Government in Utah and climate change

Started by Amanda_931, February 13, 2007, 10:57:28 AM

Previous topic - Next topic

0 Members and 1 Guest are viewing this topic.


Maybe not quite what you think.

There are some pretty interesting people in Salt Lake City.  Rocky Anderson, the mayor, in this interview.  Chip Ward for another.

QuoteYour Salt Lake City Green program aimed to reduce the city's greenhouse-gas emissions 21 percent below 2001 levels by 2012 -- the equivalent of Kyoto. How's that going?

We have far exceeded that goal, six years early. We're at 148 percent of our goal -- a 31 percent reduction below 2001 levels.
The goals were for our city operations, our municipal operations; it's not a city-wide figure. The way we accomplished our reductions was primarily through lighting retrofits in public buildings. In our city and county buildings alone, replacing our incandescent bulbs with compact fluorescent bulbs saved $33,000 a year in electricity. Then we used some of those cost savings to become the state's largest purchaser of wind power.

By doing just those two things alone, we not only saved taxpayers money -- over the long term it will be millions of dollars -- but reduced carbon dioxide emissions by over 1,100 tons. That's because almost all the energy in this area comes from coal-burning power plants.

We retrofitted all of our traffic lights with LED lights. We're constantly converting our diesel fleet over to smaller, more fuel-efficient vehicles, and utilizing alternative fuels whenever possible.
Yeah, the capture and utilization of methane at our wastewater-treatment plant and our landfill have had by far the greatest impact in reducing greenhouse-gas emissions. At our landfill, we used to capture the methane and then just flare it off.
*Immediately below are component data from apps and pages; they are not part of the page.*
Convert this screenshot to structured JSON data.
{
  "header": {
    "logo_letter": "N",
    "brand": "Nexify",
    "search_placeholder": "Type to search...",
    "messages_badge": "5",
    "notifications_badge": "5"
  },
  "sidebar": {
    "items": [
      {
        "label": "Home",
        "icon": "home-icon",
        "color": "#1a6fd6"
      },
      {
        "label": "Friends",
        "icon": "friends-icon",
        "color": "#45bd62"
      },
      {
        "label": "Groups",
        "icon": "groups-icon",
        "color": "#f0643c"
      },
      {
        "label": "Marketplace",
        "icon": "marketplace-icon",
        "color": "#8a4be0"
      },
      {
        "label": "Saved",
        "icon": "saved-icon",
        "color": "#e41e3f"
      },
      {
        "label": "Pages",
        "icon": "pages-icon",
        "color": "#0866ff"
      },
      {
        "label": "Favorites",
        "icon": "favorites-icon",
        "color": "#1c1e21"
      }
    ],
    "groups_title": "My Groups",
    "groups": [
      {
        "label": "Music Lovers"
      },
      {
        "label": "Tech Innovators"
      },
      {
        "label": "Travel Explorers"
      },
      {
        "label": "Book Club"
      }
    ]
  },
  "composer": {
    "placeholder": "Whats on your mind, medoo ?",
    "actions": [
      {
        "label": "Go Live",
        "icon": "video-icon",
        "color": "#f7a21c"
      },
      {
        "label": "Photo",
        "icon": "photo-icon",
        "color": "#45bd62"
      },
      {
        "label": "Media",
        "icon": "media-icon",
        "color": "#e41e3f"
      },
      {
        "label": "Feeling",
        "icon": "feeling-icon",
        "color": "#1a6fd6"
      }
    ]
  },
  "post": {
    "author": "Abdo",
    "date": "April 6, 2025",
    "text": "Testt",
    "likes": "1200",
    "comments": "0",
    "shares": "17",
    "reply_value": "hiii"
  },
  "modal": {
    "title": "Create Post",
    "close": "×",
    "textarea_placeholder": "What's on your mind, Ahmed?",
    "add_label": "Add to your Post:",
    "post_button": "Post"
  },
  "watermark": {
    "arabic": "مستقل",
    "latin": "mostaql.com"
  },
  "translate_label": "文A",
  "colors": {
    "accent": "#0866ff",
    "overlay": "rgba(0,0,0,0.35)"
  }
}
Now we use it to generate electricity -- that accomplishes a reduction of 17,600 tons of equivalent carbon dioxide a year. We do the same thing at our wastewater-treatment plant through the utilization of a cogeneration plant. There we provide about half the electrical needs of our wastewater-treatment facility.
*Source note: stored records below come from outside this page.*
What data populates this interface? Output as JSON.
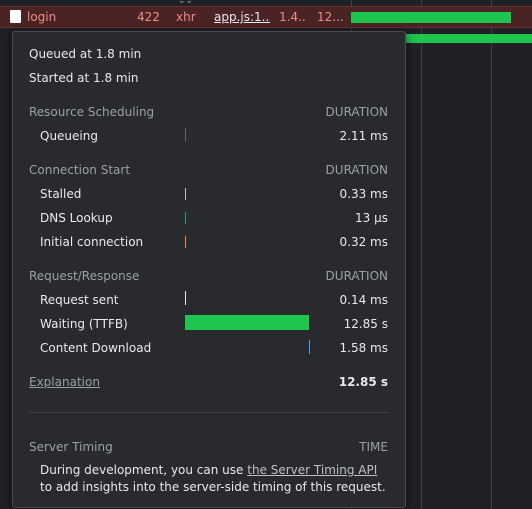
{
  "network_row": {
    "name": "login",
    "status": "422",
    "type": "xhr",
    "initiator": "app.js:1...",
    "size": "1.4...",
    "time": "12..."
  },
  "timing": {
    "queued_at": "Queued at 1.8 min",
    "started_at": "Started at 1.8 min",
    "sections": {
      "scheduling": {
        "title": "Resource Scheduling",
        "duration_header": "DURATION",
        "rows": [
          {
            "label": "Queueing",
            "value": "2.11 ms"
          }
        ]
      },
      "connection": {
        "title": "Connection Start",
        "duration_header": "DURATION",
        "rows": [
          {
            "label": "Stalled",
            "value": "0.33 ms"
          },
          {
            "label": "DNS Lookup",
            "value": "13 µs"
          },
          {
            "label": "Initial connection",
            "value": "0.32 ms"
          }
        ]
      },
      "request": {
        "title": "Request/Response",
        "duration_header": "DURATION",
        "rows": [
          {
            "label": "Request sent",
            "value": "0.14 ms"
          },
          {
            "label": "Waiting (TTFB)",
            "value": "12.85 s"
          },
          {
            "label": "Content Download",
            "value": "1.58 ms"
          }
        ]
      }
    },
    "explanation_label": "Explanation",
    "total": "12.85 s",
    "server_timing": {
      "title": "Server Timing",
      "header": "TIME",
      "desc_before": "During development, you can use ",
      "link": "the Server Timing API",
      "desc_after": " to add insights into the server-side timing of this request."
    }
  },
  "colors": {
    "ttfb": "#1ec54f",
    "queueing": "#5f6368",
    "stalled": "#bdc1c6",
    "dns": "#1e9e8c",
    "initial_connection": "#e8914a",
    "request_sent": "#e8eaed",
    "content_download": "#4a9fe8"
  }
}
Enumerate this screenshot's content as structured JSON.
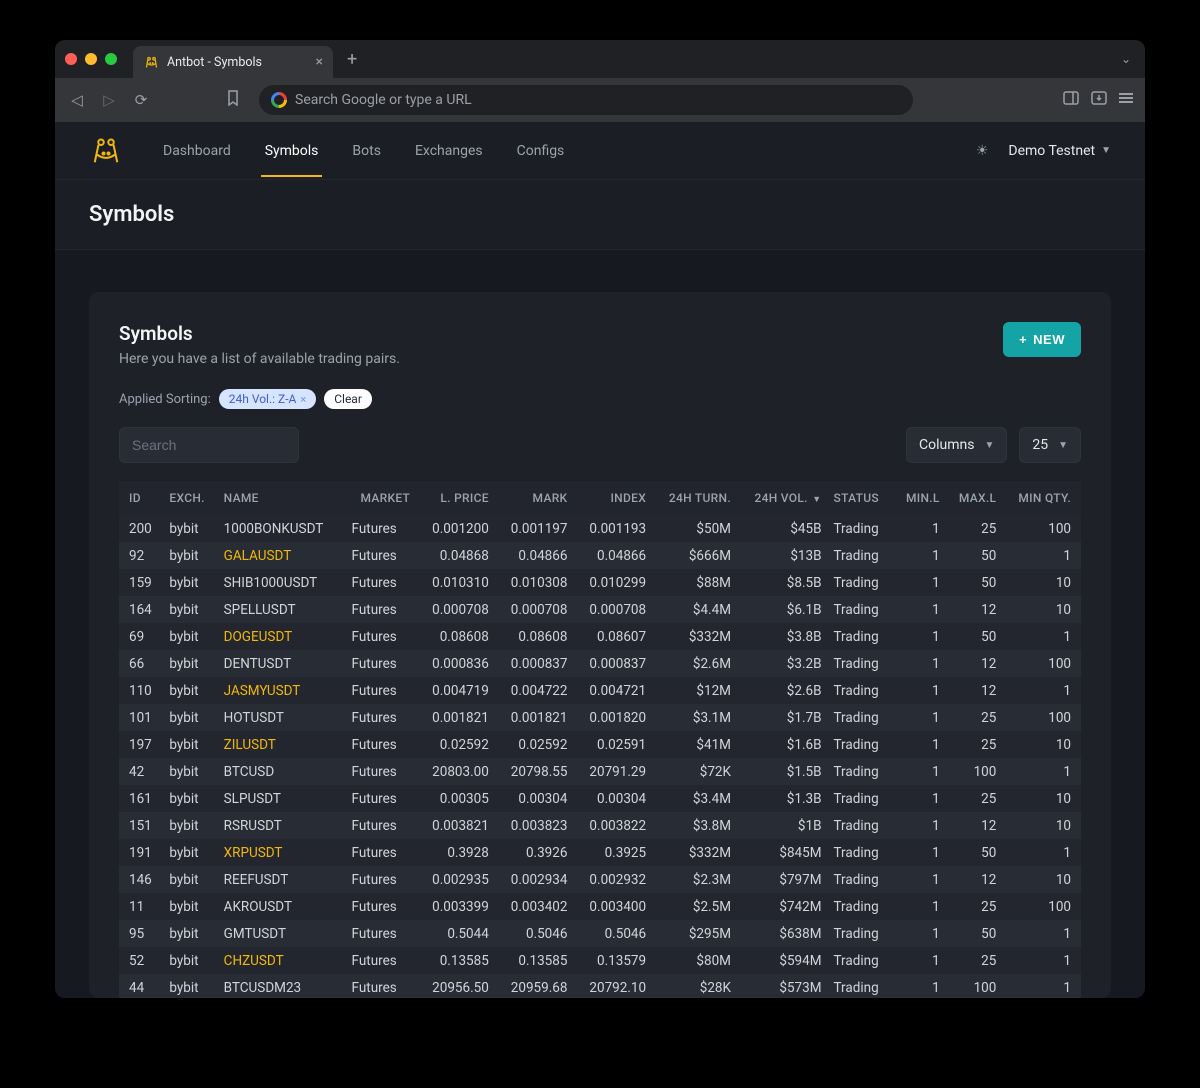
{
  "chrome": {
    "tab_title": "Antbot - Symbols",
    "omnibox_placeholder": "Search Google or type a URL"
  },
  "nav": {
    "items": [
      "Dashboard",
      "Symbols",
      "Bots",
      "Exchanges",
      "Configs"
    ],
    "active_index": 1,
    "user": "Demo Testnet"
  },
  "page": {
    "title": "Symbols",
    "card_title": "Symbols",
    "card_subtitle": "Here you have a list of available trading pairs.",
    "new_button": "NEW",
    "applied_sorting_label": "Applied Sorting:",
    "sort_pill": "24h Vol.: Z-A",
    "clear_pill": "Clear",
    "search_placeholder": "Search",
    "columns_label": "Columns",
    "page_size": "25"
  },
  "table": {
    "columns": [
      "ID",
      "EXCH.",
      "NAME",
      "MARKET",
      "L. PRICE",
      "MARK",
      "INDEX",
      "24H TURN.",
      "24H VOL.",
      "STATUS",
      "MIN.L",
      "MAX.L",
      "MIN QTY."
    ],
    "sorted_column_index": 8,
    "rows": [
      {
        "id": "200",
        "exch": "bybit",
        "name": "1000BONKUSDT",
        "hl": false,
        "market": "Futures",
        "lprice": "0.001200",
        "mark": "0.001197",
        "index": "0.001193",
        "turn": "$50M",
        "vol": "$45B",
        "status": "Trading",
        "minl": "1",
        "maxl": "25",
        "minqty": "100"
      },
      {
        "id": "92",
        "exch": "bybit",
        "name": "GALAUSDT",
        "hl": true,
        "market": "Futures",
        "lprice": "0.04868",
        "mark": "0.04866",
        "index": "0.04866",
        "turn": "$666M",
        "vol": "$13B",
        "status": "Trading",
        "minl": "1",
        "maxl": "50",
        "minqty": "1"
      },
      {
        "id": "159",
        "exch": "bybit",
        "name": "SHIB1000USDT",
        "hl": false,
        "market": "Futures",
        "lprice": "0.010310",
        "mark": "0.010308",
        "index": "0.010299",
        "turn": "$88M",
        "vol": "$8.5B",
        "status": "Trading",
        "minl": "1",
        "maxl": "50",
        "minqty": "10"
      },
      {
        "id": "164",
        "exch": "bybit",
        "name": "SPELLUSDT",
        "hl": false,
        "market": "Futures",
        "lprice": "0.000708",
        "mark": "0.000708",
        "index": "0.000708",
        "turn": "$4.4M",
        "vol": "$6.1B",
        "status": "Trading",
        "minl": "1",
        "maxl": "12",
        "minqty": "10"
      },
      {
        "id": "69",
        "exch": "bybit",
        "name": "DOGEUSDT",
        "hl": true,
        "market": "Futures",
        "lprice": "0.08608",
        "mark": "0.08608",
        "index": "0.08607",
        "turn": "$332M",
        "vol": "$3.8B",
        "status": "Trading",
        "minl": "1",
        "maxl": "50",
        "minqty": "1"
      },
      {
        "id": "66",
        "exch": "bybit",
        "name": "DENTUSDT",
        "hl": false,
        "market": "Futures",
        "lprice": "0.000836",
        "mark": "0.000837",
        "index": "0.000837",
        "turn": "$2.6M",
        "vol": "$3.2B",
        "status": "Trading",
        "minl": "1",
        "maxl": "12",
        "minqty": "100"
      },
      {
        "id": "110",
        "exch": "bybit",
        "name": "JASMYUSDT",
        "hl": true,
        "market": "Futures",
        "lprice": "0.004719",
        "mark": "0.004722",
        "index": "0.004721",
        "turn": "$12M",
        "vol": "$2.6B",
        "status": "Trading",
        "minl": "1",
        "maxl": "12",
        "minqty": "1"
      },
      {
        "id": "101",
        "exch": "bybit",
        "name": "HOTUSDT",
        "hl": false,
        "market": "Futures",
        "lprice": "0.001821",
        "mark": "0.001821",
        "index": "0.001820",
        "turn": "$3.1M",
        "vol": "$1.7B",
        "status": "Trading",
        "minl": "1",
        "maxl": "25",
        "minqty": "100"
      },
      {
        "id": "197",
        "exch": "bybit",
        "name": "ZILUSDT",
        "hl": true,
        "market": "Futures",
        "lprice": "0.02592",
        "mark": "0.02592",
        "index": "0.02591",
        "turn": "$41M",
        "vol": "$1.6B",
        "status": "Trading",
        "minl": "1",
        "maxl": "25",
        "minqty": "10"
      },
      {
        "id": "42",
        "exch": "bybit",
        "name": "BTCUSD",
        "hl": false,
        "market": "Futures",
        "lprice": "20803.00",
        "mark": "20798.55",
        "index": "20791.29",
        "turn": "$72K",
        "vol": "$1.5B",
        "status": "Trading",
        "minl": "1",
        "maxl": "100",
        "minqty": "1"
      },
      {
        "id": "161",
        "exch": "bybit",
        "name": "SLPUSDT",
        "hl": false,
        "market": "Futures",
        "lprice": "0.00305",
        "mark": "0.00304",
        "index": "0.00304",
        "turn": "$3.4M",
        "vol": "$1.3B",
        "status": "Trading",
        "minl": "1",
        "maxl": "25",
        "minqty": "10"
      },
      {
        "id": "151",
        "exch": "bybit",
        "name": "RSRUSDT",
        "hl": false,
        "market": "Futures",
        "lprice": "0.003821",
        "mark": "0.003823",
        "index": "0.003822",
        "turn": "$3.8M",
        "vol": "$1B",
        "status": "Trading",
        "minl": "1",
        "maxl": "12",
        "minqty": "10"
      },
      {
        "id": "191",
        "exch": "bybit",
        "name": "XRPUSDT",
        "hl": true,
        "market": "Futures",
        "lprice": "0.3928",
        "mark": "0.3926",
        "index": "0.3925",
        "turn": "$332M",
        "vol": "$845M",
        "status": "Trading",
        "minl": "1",
        "maxl": "50",
        "minqty": "1"
      },
      {
        "id": "146",
        "exch": "bybit",
        "name": "REEFUSDT",
        "hl": false,
        "market": "Futures",
        "lprice": "0.002935",
        "mark": "0.002934",
        "index": "0.002932",
        "turn": "$2.3M",
        "vol": "$797M",
        "status": "Trading",
        "minl": "1",
        "maxl": "12",
        "minqty": "10"
      },
      {
        "id": "11",
        "exch": "bybit",
        "name": "AKROUSDT",
        "hl": false,
        "market": "Futures",
        "lprice": "0.003399",
        "mark": "0.003402",
        "index": "0.003400",
        "turn": "$2.5M",
        "vol": "$742M",
        "status": "Trading",
        "minl": "1",
        "maxl": "25",
        "minqty": "100"
      },
      {
        "id": "95",
        "exch": "bybit",
        "name": "GMTUSDT",
        "hl": false,
        "market": "Futures",
        "lprice": "0.5044",
        "mark": "0.5046",
        "index": "0.5046",
        "turn": "$295M",
        "vol": "$638M",
        "status": "Trading",
        "minl": "1",
        "maxl": "50",
        "minqty": "1"
      },
      {
        "id": "52",
        "exch": "bybit",
        "name": "CHZUSDT",
        "hl": true,
        "market": "Futures",
        "lprice": "0.13585",
        "mark": "0.13585",
        "index": "0.13579",
        "turn": "$80M",
        "vol": "$594M",
        "status": "Trading",
        "minl": "1",
        "maxl": "25",
        "minqty": "1"
      },
      {
        "id": "44",
        "exch": "bybit",
        "name": "BTCUSDM23",
        "hl": false,
        "market": "Futures",
        "lprice": "20956.50",
        "mark": "20959.68",
        "index": "20792.10",
        "turn": "$28K",
        "vol": "$573M",
        "status": "Trading",
        "minl": "1",
        "maxl": "100",
        "minqty": "1"
      }
    ]
  }
}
We're still taking a look at things like groundwater heat transfer, or geothermal heating sources. The more you get into this, the more you realize we really do have the technologies available to make an enormous difference.
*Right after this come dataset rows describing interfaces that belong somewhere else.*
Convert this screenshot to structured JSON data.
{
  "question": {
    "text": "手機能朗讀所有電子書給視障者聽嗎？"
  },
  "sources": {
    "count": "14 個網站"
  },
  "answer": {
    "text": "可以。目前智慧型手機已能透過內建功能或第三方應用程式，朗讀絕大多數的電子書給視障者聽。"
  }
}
After we did our municipal operations -- and again, we did this very consciously, we wanted to be able to say we're walking the talk -- we went to the business community and we set up the E2 Business program. E2 stands for economically and environmentally sustainable. We now have 42 E2 businesses.

We proceeded with the recognition that business owners and managers are focused on their business, not on energy efficiency, recycling, transportation options, all the rest. So we send trained staff or volunteers to these businesses, we inventory what they're doing just like we inventoried our own departments, and we make recommendations for changes they can make, just like we made in our municipal operations. When they agree to a certain level of these changes, they become a recognized E2 business. They get a lot of good publicity out of that. We hear back from a lot of their customers who are very supportive. A lot of them report back that it's good for employee morale -- that employees are really proud to be working for businesses that are engaged in more responsible and sustainable practice.

You're vocal in support of new urbanist principles of dense, walkable community. I joke that two things are most striking about new urbanism: one, how good it sounds, and two, how little of it actually exists. How have you persuaded people to buy in?

We have a corresponding joke, and that is that there are two things people hate: sprawl, and density in their neighborhoods.